Jennifer, United States Air Force
I joined the Air National Guard in 1996. Like everyone else, I had to go through a recruiter. I was in the process of applying for civilian police officer positions. I decided that joining the National Guard would not only be exciting but would supplement my resume and my income. I am very patriotic but I didn’t realize how much until I joined the military.
Shortly after joining the Guard, my recruiter, invited me to a “new recruit” party. I was very excited about meeting new people. The party was held at the recruiter’s house in a town about 45 minutes from where we were stationed. I arrived at his house and the only people there were his neighbors, a couple. One of them was in the Air National Guard with us. No one else showed up that night.
The recruiter immediately proceeded to commence in drinking games. It was his idea and he was the one serving all the drinks. We played quarters. I am horrible at quarters so he kept insisting that I drink and he kept serving me more alcohol. At one point, I had like five or more shots in front of me that he tried to pressure me to drink. After a little while, I started to get annoyed. I refused to drink anymore and didn’t care if I had 10 drinks in front of me. I wasn’t going to drink regardless of how much he pressured me. I eventually got up from the table and left the room. When I stood up, I felt dizzy.
I went into his livingroom and laid down on his couch. The recruiter and his neighbors stayed in the kitchen and continued to drink. I passed out. When I woke up, the neighbors were gone, the house was dark, and the recruiter was carrying me into his bedroom. I couldn’t move. I felt like I was outside my body watching everything. The recruiter raped me. I was physically unable to resist and mentally frozen. After he was done with me, he turned his back to me and went to sleep.
I passed out again and awoke around 4 or 5 in the morning, it was light out. I woke up in a panic, confused about what had happened. I put my clothes on and darted out of his house. He continued to sleep. I showered when I got home. I couldn’t face that I was raped. I felt so ashamed and blamed myself for being stupid. I should never have gone to his house in the first place.
Because he was in the Air National Guard, the chances of running into him increased. I couldn’t face what had happened so I avoided him like the plague. It wasn’t hard to do if I stayed out of the main building at the Station. I found out later that he had invited one other new recruit that I worked with. The other new recruit told me that he couldn’t find the recruiter’s house so he went home. He chocked it up to bad directions but I knew that it was intentional.
While attending technical school training at Keesler AFB, I met a fellow Air National Guard member. We got to talking about the recruiter. He told me that his female cousin wanted to join the Air National Guard and was also invited to a “new recruit” party. She, too, had been sexually assaulted by this recruiter. As a result, she did not join. My blood boiled when I learned about this information. I recognized the pattern immediately. I was so upset that I called the recruiter at work, flipped out on him, and told him that I was going to turn him in when I got home. I told him that I knew what he had done to the other woman as well. He hung up on me. I needed to get through my training knowing that when I got home, I would deal with him.
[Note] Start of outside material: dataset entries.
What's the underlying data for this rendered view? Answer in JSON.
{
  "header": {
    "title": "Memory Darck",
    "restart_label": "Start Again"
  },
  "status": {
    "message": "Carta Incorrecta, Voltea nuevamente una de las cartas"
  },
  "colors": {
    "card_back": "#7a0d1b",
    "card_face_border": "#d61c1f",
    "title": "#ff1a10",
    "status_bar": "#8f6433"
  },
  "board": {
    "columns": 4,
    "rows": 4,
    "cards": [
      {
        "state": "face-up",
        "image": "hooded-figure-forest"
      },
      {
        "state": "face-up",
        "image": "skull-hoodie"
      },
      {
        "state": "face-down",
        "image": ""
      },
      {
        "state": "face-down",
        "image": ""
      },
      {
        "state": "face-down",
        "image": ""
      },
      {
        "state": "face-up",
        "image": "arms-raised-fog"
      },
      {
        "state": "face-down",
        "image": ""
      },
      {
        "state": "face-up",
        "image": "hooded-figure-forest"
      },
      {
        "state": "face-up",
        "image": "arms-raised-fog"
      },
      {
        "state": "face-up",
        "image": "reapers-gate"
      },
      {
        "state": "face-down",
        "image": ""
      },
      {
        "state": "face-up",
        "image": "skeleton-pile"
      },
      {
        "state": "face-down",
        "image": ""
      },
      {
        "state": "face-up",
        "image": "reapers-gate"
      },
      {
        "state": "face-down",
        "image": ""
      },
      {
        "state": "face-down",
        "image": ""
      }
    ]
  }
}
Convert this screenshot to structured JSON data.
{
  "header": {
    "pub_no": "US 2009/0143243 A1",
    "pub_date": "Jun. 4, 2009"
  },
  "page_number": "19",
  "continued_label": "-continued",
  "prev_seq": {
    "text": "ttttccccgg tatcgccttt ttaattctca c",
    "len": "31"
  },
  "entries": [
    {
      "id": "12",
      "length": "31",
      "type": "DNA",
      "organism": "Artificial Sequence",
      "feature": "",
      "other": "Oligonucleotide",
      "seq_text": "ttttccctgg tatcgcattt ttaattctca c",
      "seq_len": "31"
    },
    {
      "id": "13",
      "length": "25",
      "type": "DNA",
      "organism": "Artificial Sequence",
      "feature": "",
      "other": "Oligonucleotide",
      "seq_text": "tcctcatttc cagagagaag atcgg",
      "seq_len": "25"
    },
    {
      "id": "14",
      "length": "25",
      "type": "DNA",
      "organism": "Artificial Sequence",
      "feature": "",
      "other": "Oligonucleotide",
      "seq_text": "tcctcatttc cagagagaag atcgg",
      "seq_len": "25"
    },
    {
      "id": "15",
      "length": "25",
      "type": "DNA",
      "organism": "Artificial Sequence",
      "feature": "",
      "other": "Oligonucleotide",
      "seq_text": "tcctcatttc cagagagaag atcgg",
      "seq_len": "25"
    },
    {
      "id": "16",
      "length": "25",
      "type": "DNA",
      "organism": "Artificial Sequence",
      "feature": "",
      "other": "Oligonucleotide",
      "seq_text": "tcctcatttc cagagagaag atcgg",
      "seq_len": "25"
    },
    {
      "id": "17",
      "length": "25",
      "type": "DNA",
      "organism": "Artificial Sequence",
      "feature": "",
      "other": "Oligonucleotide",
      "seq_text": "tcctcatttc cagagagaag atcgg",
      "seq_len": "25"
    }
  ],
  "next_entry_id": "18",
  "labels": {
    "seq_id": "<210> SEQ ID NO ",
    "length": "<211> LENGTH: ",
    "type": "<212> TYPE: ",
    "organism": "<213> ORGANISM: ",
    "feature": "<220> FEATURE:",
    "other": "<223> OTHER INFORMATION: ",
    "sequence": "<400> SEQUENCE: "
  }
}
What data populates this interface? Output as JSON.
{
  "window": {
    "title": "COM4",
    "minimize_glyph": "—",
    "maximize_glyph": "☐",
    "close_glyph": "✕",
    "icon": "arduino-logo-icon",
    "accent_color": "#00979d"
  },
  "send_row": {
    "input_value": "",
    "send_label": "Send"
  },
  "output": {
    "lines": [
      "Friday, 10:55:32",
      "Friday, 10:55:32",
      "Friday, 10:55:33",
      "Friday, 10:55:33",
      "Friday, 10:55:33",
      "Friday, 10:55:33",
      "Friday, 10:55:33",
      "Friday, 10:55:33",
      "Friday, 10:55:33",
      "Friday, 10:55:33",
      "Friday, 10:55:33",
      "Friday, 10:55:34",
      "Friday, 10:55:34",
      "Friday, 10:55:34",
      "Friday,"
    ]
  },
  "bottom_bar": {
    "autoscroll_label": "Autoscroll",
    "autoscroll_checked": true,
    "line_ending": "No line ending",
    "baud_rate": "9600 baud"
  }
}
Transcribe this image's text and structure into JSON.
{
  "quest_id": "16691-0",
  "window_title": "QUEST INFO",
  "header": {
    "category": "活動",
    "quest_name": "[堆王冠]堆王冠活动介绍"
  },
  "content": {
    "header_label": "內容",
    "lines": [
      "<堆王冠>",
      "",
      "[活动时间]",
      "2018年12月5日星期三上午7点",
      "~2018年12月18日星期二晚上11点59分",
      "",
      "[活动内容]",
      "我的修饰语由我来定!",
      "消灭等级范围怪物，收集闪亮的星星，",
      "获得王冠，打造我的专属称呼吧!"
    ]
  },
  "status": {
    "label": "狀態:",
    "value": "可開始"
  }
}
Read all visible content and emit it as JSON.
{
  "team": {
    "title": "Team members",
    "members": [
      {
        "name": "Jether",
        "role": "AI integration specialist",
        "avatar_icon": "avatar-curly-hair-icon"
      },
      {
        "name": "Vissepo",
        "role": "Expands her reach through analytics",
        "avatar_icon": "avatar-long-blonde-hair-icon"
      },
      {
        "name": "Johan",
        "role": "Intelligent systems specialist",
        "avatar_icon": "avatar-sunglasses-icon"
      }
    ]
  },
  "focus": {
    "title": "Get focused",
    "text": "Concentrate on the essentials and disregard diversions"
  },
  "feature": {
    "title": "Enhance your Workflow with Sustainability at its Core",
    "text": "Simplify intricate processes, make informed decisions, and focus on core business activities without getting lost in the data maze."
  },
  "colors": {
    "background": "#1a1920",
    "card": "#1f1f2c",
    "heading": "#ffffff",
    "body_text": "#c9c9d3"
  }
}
When I got home from technical school training, he was gone. He had quit a job that people just don’t quit. He had walked away from all the years he had put in and his retirement; he was a Technical Sargeant (E-6) in an AGR position (active duty Guard). I heard that he had moved to North Carolina. I felt satisfied that I had made an impact because he left, he was gone, and I didn’t have to turn him in and risk harming my career. I never wanted to see him again. I never told anyone, not even my friends and family, what happened.
I think the recruiter drugged me. And I never want to experience that out of control feeling ever again. As a result I rarely drink. When I do, I keep an eye on my drink and I am with people who make me feel safe. I have a hard time when my husband sleeps with his back to me. It shouldn’t be a big deal, but it triggers me because of that one night. I am sickened that this man is still out there preying on other innocent victims. He is by all accounts a serial rapist, using the same modus operandi. This was the first of four perpetrators I encountered in the first two years of service to my country.